Hillhurst Sunnyside Harvest Fair

A big turnout is expected for the Hillhurst-Sunnyside Harvest Fair, says Cate Ahrens, an organizer of the event.

This prediction is fueled by advertising in FFWD magazine and a local musician hired, which will help the organizing committee expand the fair to more of a city-wide event.

The harvest fair will be held Wednesday, Oct. 3 from 3-7 p.m. at the Hillhurst-Sunnyside Community Association.

“Last year was small. We weren’t able to get the word out,” Ahrens said in an interview.

“We’ve learned a lot, tried to expand the fair, make more exciting things happen.”

Expansion was possible because Ahrens applied for a Grassroots Inspired Grant (GIG) through the City of Calgary this year. The fair is one of the 27 projects to receive a grant this month.

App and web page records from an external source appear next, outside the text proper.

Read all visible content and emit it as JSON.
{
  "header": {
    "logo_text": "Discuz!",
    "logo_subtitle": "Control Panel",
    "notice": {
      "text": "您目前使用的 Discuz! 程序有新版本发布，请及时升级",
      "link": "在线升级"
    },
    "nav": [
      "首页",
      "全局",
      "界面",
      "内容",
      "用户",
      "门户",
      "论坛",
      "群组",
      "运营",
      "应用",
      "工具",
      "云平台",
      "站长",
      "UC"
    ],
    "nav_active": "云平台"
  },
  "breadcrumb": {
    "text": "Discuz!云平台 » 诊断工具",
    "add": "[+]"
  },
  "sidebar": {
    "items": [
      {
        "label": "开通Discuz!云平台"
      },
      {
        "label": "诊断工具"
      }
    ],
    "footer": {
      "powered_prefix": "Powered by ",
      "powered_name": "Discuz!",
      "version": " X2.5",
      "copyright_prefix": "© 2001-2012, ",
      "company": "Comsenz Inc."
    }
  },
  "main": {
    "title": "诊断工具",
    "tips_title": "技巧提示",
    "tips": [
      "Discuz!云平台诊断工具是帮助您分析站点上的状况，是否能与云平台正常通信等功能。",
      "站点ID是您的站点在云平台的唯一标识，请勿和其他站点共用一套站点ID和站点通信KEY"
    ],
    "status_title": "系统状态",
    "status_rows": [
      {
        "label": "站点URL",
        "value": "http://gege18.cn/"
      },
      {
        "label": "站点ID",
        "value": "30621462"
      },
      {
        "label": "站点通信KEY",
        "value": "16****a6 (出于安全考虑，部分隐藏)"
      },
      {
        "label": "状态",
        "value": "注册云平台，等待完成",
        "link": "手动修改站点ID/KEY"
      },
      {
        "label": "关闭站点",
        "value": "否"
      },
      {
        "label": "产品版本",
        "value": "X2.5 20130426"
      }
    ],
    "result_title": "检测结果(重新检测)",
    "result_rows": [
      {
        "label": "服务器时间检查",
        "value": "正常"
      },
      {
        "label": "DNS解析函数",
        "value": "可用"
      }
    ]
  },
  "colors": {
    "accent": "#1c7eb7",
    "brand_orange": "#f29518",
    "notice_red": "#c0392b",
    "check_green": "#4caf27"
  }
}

GIG’s are small grants designed to encourage Calgarians to create grassroots inspired culture and heritage projects during Calgary’s year as the Cultural Capital of Canada.

“The Hillhurst community is very strong in promoting sustainability through different food events,” said Andrew Hewson.

“It doesn’t really surprise me they won, they deserve it.”

Hewson is a culinary instructor at SAIT and has volunteered with the Calgary Horticulture Society many times. This will be his first time as a judge for the harvest fair.

Hewson and four others will judge a variety of categories, including Largest Pumpkin, Most Unusually Shaped Vegetable, and Best Pie. The categories are similar to those of the classic fall harvest fair in the country.

“Growing within the city limits is an exciting part of having an urban harvest fair,” said Ahrens.

“There is not always a lot of focus on what kind of food we can grow in the city too”.

Ahrens views the harvest festival as a unique and exciting platform for “celebrating urban agriculture,” something she says sets the idea apart from a typical harvest fair.

“I think it also inspires other communities to look at what they can do to build that same community support, which makes living in Calgary so great,” said Hewson.

“Community is built in communities,” he added.

About Amy Reding 6 Articles
As a writing and communications major in the journalism program at SAIT, Amy Reding worked as a reporter for The Press during the 2012-2013 academic year.